router.post('/webhooks/inbound-message', async (ctx, next) => {
  ctx.status = 200;
});

router.post('/webhooks/message-status', async (ctx, next) => {
  ctx.status = 200;
});

This is to make sure POST requests from Nexmo have proper endpoints to be sent to and receive 200 responses upon successful delivery.

We’ll add a message handler and a forwardSMS() function which will utilise Nexmo’s Messages API to send an SMS to the target recipient once data from the browser is received.

wsserver.on('connection', function connection(socket) {
  socket.on('message', data => {
    forwardSms(JSON.parse(data));
  });
});

function forwardSms(payload) {
  const phone = payload.phone;
  const msg = payload.message;

  nexmo.channel.send(
    { "type": "sms", "number": phone },
    { "type": "sms", "number": NEXMO_NUMBER },
    {
      "content": {
        "type": "text",
        "text": msg
      }
    },
    (err, data) => {
      if (err) { console.log(err) }
      if (data) { console.log('Outbound message successful: ', data.message_uuid) }
    }
  )
}

To test that everything works as expected, enter the phone number of a mobile phone which you have access to and send a test message. Your target recipient should receive the SMS within a few seconds.
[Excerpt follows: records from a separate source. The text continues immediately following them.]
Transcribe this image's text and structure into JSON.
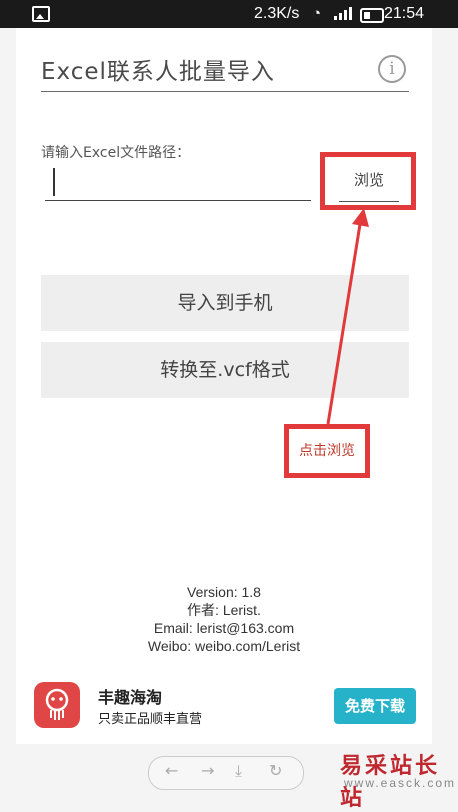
{
  "statusbar": {
    "speed": "2.3K/s",
    "time": "21:54"
  },
  "header": {
    "title": "Excel联系人批量导入",
    "info_icon": "info-icon"
  },
  "form": {
    "path_label": "请输入Excel文件路径：",
    "path_value": "",
    "browse_label": "浏览"
  },
  "actions": {
    "import_label": "导入到手机",
    "convert_label": "转换至.vcf格式"
  },
  "annotation": {
    "text": "点击浏览",
    "color": "#e2393b"
  },
  "about": {
    "version": "Version: 1.8",
    "author": "作者: Lerist.",
    "email": "Email: lerist@163.com",
    "weibo": "Weibo: weibo.com/Lerist"
  },
  "ad": {
    "title": "丰趣海淘",
    "subtitle": "只卖正品顺丰直营",
    "button": "免费下载",
    "button_color": "#26b3c9"
  },
  "watermark": {
    "text": "易采站长站",
    "url": "www.easck.com"
  }
}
If your target recipient replies to the SMS thread, then the message will be sent back through to the browser.

Now that the underlying system is up and running, there are several things you can do if you want to continue this project, like making the interface prettier, adding stronger validation checks on both the client and server, edge case handling, etc.

My version of this project is called V-mobile and you can check it out on Glitch. If you like how it looks, feel free to remix my project and make it your own.

Where Next?

If you are keen to do more with these APIs, here are some links that might be helpful to you: